“Benito Cereno Study Guide: American Slavery and ‘Benito Cereno’ | GradeSaver.” Accessed December 9, 2012. http://www.gradesaver.com/benito-cereno/study-guide/section5/.
“Bleeding Kansas | House Divided.” Accessed December 12, 2012. http://hd.housedivided.dickinson.edu/node/9597.
“Civil War Soldiers Letters and Diaries Archive.” Accessed December 12, 2012. http://www.soldierstudies.org/index.php?action=webquest_1.
“Confederate & Union States Map.” Accessed December 12, 2012. http://www2.lhric.org/pocantico/civilwar/map.htm.
“Curacao Maritime Museum - History.” Accessed December 11, 2012. http://www.curacaomaritime.com/history.
“Did Bystanders End Slavery? «Chase Wilson Education.” Accessed December 9, 2012. http://chasewilsoneducation.wordpress.com/2012/10/09/did-bystanders-end-slavery/.
“Directory of African American History: Underground Railroad Sites Locations in Maine - Find the Closest African American History: Underground Railroad Sites Locations in Maine.” Accessed December 11, 2012. http://find.mapmuse.com/directory/underground-rr/me.
“Dred Scott V. Sandford | The Oyez Project at IIT Chicago-Kent College of Law.” Accessed December 12, 2012. http://www.oyez.org/cases/1851-1900/1856/1856_0/.
“Harriet Beecher Stowe - Wikipedia, the Free Encyclopedia.” Accessed December 11, 2012. http://en.wikipedia.org/wiki/Harriet_Beecher_Stowe.
“History of Slavery in America — Infoplease.com.” Accessed December 9, 2012. http://www.infoplease.com/timelines/slavery.html#ixzz1phs3WLJh.
“Missouri Compromise.” Accessed December 11, 2012. http://teachers.henrico.k12.va.us/tucker/strusky_m/webquests/VUS6_madisonmonroe/MissouriCompromise.html.
“Northwest Territory - Wikipedia, the Free Encyclopedia.” Accessed December 9, 2012. http://en.wikipedia.org/wiki/Northwest_Territory.
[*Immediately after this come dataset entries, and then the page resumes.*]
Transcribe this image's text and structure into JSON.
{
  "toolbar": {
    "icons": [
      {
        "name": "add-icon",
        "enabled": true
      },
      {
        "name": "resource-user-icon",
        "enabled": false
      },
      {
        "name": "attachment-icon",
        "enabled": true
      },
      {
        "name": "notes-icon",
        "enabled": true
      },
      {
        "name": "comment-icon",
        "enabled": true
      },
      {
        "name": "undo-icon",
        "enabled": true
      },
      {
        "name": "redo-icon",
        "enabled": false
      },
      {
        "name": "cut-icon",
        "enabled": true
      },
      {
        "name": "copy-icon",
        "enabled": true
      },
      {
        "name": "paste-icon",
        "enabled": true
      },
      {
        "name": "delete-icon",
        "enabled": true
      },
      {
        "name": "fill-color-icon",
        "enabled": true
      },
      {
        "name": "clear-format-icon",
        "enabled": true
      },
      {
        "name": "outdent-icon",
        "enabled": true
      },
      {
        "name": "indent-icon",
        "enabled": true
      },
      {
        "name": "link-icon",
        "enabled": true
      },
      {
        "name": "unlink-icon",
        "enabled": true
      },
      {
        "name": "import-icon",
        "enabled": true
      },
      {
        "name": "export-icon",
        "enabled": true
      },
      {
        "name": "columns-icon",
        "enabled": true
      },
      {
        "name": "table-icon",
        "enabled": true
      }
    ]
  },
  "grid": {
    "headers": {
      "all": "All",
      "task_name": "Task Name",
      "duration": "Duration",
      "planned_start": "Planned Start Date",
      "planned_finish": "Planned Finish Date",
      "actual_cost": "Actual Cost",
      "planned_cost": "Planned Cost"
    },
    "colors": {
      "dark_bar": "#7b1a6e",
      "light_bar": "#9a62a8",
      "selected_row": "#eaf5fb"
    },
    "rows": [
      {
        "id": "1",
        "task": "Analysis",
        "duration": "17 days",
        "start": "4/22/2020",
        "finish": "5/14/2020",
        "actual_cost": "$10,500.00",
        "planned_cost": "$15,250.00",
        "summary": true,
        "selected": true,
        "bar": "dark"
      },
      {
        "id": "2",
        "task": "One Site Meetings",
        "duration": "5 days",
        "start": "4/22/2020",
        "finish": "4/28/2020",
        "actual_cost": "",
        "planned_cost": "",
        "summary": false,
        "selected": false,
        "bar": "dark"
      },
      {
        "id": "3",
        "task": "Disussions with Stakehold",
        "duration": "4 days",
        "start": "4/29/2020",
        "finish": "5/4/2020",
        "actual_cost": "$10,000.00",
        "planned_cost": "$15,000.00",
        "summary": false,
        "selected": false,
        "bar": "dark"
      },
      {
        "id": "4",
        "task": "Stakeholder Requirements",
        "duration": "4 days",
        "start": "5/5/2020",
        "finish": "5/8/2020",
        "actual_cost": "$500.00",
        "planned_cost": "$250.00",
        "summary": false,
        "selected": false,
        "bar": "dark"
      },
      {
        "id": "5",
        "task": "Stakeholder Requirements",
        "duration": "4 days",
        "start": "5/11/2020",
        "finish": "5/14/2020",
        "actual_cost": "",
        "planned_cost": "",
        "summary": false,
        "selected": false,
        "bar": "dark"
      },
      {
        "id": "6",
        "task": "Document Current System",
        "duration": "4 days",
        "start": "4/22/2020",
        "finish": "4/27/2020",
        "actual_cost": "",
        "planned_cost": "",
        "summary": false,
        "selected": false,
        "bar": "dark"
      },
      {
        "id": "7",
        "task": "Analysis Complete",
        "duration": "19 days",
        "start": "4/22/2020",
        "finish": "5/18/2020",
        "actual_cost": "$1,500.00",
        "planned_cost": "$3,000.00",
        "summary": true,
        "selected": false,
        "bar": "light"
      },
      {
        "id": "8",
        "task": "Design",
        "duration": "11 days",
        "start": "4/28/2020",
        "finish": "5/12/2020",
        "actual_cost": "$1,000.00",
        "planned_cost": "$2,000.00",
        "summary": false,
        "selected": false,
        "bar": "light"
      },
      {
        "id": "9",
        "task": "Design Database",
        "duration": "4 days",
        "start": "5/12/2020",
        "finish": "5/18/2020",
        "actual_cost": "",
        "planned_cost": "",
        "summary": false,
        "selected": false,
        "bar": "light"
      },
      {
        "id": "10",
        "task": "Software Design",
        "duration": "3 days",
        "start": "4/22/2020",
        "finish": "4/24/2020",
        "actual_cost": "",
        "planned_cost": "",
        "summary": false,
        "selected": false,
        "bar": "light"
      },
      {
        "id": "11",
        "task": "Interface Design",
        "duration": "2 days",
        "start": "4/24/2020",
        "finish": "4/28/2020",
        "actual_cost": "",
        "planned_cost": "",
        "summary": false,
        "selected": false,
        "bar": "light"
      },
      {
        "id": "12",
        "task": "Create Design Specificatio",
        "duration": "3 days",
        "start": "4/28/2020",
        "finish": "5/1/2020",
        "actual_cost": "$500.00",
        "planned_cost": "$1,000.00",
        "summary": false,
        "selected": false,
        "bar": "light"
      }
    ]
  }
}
“Not So Fast, Senate: How Slavery Reparations Might Work | Breaking News for Black America.” Accessed December 9, 2012. http://newsone.com/221541/not-so-fast-senate-how-slavery-reparations-might-work/.
“PBS - THE WEST - John Brown.” Accessed December 12, 2012. http://www.pbs.org/weta/thewest/people/a_c/brown.htm.
“Sectionalism & Slavery.” Accessed December 9, 2012. http://21stcenturylearning.sharepoint.com/Pages/SectionalismandSlavery.aspx.
“Slavery and Rice on the Santee | eLowcountry Blog.” Accessed December 10, 2012. http://www.elowcountry.com/blog/index.php/2012/01/30/slavery-and-rice-on-the-santee/.
“Slavery in Illinois | Early Chicago | DuSable to Obama: Chicago’s Black Metropolis - WTTW.” Accessed December 9, 2012. http://www.wttw.com/main.taf?p=76,4,3,4.
“Slavery in the British Virgin Islands - Wikipedia, the Free Encyclopedia.” Accessed December 9, 2012. http://en.wikipedia.org/wiki/Slavery_in_the_British_Virgin_Islands.
“The American Civil War Homepage.” Accessed December 12, 2012. http://sunsite.utk.edu/civil-war/warweb.html.
“The Cotton Gin.” Accessed December 9, 2012. http://score.rims.k12.ca.us/score_lessons/cotton_gin/pages/lesson.html.
“The History Project - University of California, Davis.” Accessed December 9, 2012. http://historyproject.ucdavis.edu/ic/index.php?bestof=449.
“The Three-Fifths Compromise.” Accessed December 10, 2012. http://www.socialstudieswithasmile.com/Threefifthscompromise.html.
“Timeline: The Life and Times of William Still (1821-1902) | William Still: An African-American Abolitionist.” Accessed December 12, 2012. http://stillfamily.library.temple.edu/timeline/william-still.
“Tobacco and the Atlantic World - Panel Four of the Chesapeake Bay Gateways Network Exhibit - Historic Jamestowne Part of Colonial National Historical Park.” Accessed December 9, 2012. http://www.nps.gov/jame/tobacco-and-the-atlantic-world-panel-four-of-the-chesapeake-bay-gateways-network-exhibit.htm.
“William Lloyd Garrison Biography - Facts, Birthday, Life Story - Biography.com.” Accessed December 12, 2012. http://www.biography.com/people/william-lloyd-garrison-9307251.
“WWW.PRESIDENTS‘R’US.COM / Eisenhower: The Trouble With Kansas.” Accessed December 12, 2012. http://www.presidentsrus.com/2008/10/22/eisenhower-the-trouble-with-kansas/.